Freedom of speech becoming the norm
South China Morning Post Feb 4, 1999
OPINION: BY IAN STEWART
A NEW mood is abroad in Southeast Asia. People are talking more openly than before. They are speaking out on such topics as whether they should have freedom to say what they like, to write what they think and to hold discussions anywhere they choose.
The readiness of people to chat freely on the telephone about politics or - anything else - is a striking development.
The change is partly a result of the economic crisis, which has emboldened people to be more critical of their governments. But it is also due to the boom preceding the recession, which led to improved education, wider access to television and foreign publications, and more people travelling abroad.
Governments in some Southeast Asian countries have argued the freedoms of the press, speech and assembly practised in the West are inappropriate in the Asian milieu.
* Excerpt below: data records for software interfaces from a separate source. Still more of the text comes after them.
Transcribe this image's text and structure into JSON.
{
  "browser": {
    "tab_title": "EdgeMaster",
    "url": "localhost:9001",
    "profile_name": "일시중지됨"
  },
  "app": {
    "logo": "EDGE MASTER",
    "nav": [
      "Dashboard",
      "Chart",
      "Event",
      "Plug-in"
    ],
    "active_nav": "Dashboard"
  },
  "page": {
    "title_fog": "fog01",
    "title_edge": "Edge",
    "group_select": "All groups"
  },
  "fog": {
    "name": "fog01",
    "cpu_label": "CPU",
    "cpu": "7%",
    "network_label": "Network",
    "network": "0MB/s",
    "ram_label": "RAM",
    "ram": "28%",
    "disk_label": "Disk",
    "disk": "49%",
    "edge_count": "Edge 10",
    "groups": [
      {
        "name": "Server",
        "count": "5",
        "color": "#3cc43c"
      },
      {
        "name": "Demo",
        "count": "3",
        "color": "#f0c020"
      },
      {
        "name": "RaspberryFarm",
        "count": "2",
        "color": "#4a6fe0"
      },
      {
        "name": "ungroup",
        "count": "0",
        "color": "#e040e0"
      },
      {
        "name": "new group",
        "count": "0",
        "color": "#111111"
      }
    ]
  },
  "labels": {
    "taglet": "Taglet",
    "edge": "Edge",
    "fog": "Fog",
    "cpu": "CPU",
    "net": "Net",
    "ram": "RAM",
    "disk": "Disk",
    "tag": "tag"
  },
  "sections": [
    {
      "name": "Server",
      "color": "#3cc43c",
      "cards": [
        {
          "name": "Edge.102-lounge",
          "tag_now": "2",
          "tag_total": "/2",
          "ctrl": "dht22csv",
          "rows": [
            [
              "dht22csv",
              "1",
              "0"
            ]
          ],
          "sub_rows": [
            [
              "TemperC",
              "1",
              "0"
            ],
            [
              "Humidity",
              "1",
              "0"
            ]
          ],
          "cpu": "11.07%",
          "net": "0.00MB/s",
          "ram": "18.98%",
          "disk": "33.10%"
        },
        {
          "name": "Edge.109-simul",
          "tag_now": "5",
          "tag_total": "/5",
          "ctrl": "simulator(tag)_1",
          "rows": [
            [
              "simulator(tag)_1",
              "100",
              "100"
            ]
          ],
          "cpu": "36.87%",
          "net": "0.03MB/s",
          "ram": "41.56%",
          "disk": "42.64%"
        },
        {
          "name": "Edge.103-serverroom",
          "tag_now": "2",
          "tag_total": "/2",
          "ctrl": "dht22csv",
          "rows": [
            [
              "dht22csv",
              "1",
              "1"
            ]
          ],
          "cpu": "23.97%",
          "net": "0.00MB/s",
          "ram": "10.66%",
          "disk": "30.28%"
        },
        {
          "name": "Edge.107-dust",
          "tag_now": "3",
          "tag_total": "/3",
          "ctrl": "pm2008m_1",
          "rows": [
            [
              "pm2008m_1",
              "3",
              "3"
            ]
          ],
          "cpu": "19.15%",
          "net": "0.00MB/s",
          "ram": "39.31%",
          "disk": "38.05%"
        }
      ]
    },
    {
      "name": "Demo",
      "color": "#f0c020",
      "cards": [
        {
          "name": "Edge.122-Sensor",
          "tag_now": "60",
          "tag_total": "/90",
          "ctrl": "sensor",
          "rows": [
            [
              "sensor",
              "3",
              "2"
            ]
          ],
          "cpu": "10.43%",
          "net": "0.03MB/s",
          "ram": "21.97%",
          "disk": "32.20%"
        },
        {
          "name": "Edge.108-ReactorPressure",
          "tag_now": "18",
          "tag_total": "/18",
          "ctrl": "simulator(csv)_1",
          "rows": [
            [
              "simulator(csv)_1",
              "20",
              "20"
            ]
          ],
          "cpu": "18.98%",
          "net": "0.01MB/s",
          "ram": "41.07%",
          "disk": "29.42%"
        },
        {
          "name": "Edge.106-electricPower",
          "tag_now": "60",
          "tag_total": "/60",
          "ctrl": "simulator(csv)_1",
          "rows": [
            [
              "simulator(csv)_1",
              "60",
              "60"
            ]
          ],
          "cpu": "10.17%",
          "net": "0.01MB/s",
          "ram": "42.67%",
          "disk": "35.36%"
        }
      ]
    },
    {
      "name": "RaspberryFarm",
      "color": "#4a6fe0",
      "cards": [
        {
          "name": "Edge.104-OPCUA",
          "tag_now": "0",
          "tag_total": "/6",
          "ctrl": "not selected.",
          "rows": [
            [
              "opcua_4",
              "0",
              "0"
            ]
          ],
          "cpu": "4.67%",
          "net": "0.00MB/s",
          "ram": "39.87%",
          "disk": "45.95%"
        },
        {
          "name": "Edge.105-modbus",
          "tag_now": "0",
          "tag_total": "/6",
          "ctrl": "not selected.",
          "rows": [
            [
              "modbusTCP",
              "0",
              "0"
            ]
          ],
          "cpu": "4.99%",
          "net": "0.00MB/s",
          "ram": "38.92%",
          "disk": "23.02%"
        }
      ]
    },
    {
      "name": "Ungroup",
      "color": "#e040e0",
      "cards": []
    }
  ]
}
They pointed to rural poverty, backwardness, racial and religious sensitivities and other supposedly singular characteristics, belittling their people, to justify authoritarian controls. It is a self-serving argument a growing number of their citizens are challenging.
A refrain heard throughout Southeast Asia when governments attempt to conceal facts or fudge the findings of inquiries into political or economic mismanagement is: "Do they think we're stupid?"
More and more people are telling their governments not to treat them like idiots, and some authorities - though not the hard-core hold-outs in Burma and Vietnam - are being pushed into making concessions.
Not long ago a well-known Indonesian journalist used to give his articles a rating of "one to five calls". A "five-call story" meant he expected to be in serious trouble when it appeared, receiving a dressing-down by telephone from up to five government officials.
Too many five-call stories could lead to government pressure on an editor to dismiss a reporter or the withdrawal of a newspaper's licence. In the increasingly intolerant climate, the fire went out of the Indonesian media.
Much changed with the departure of president Suharto. Previously-banned publications are back, competing with new titles eager to benefit from the more relaxed attitude.
Subtle shifts are taking place in Singapore and Malaysia, where journalists are constantly testing the boundaries.
Prodded by officials to give full coverage to the trial of Anwar Ibrahim, the former deputy prime minister, Malaysian newspapers have crossed political and social barriers, opening discussion on a wide range of related issues, many of which embarrass the authorities.
Singapore, bastion of what it likes to call Asian values, is also feeling change. The Straits Times gave prominence to a commentary proposing a relaxation of existing laws on speech and assembly by members of a group called The Roundtable. The writers said the Singapore constitution enshrined the right to free speech.
"That right must be respected, and only curtailed in those instances where the regulating authorities can show that allowing free speech will cause harm," they said.
Distancing themselves from opposition politician Chee Soon Juan, who has been testing the constitutional limits of free speech in the courts, they proposed establishing places where people could "speak their minds without first having to obtain permission to do so".
In Davos, Switzerland, this week, Senior Minister Lee Kuan Yew expressed concern about the effect on the republic's cohesion of Singaporeans who picked up "social norms from abroad".
But free speech, as The Roundtable sees it, is not a norm from abroad but a home-grown constitutional right.
Published in the South China Morning Post. Feb 4, 1999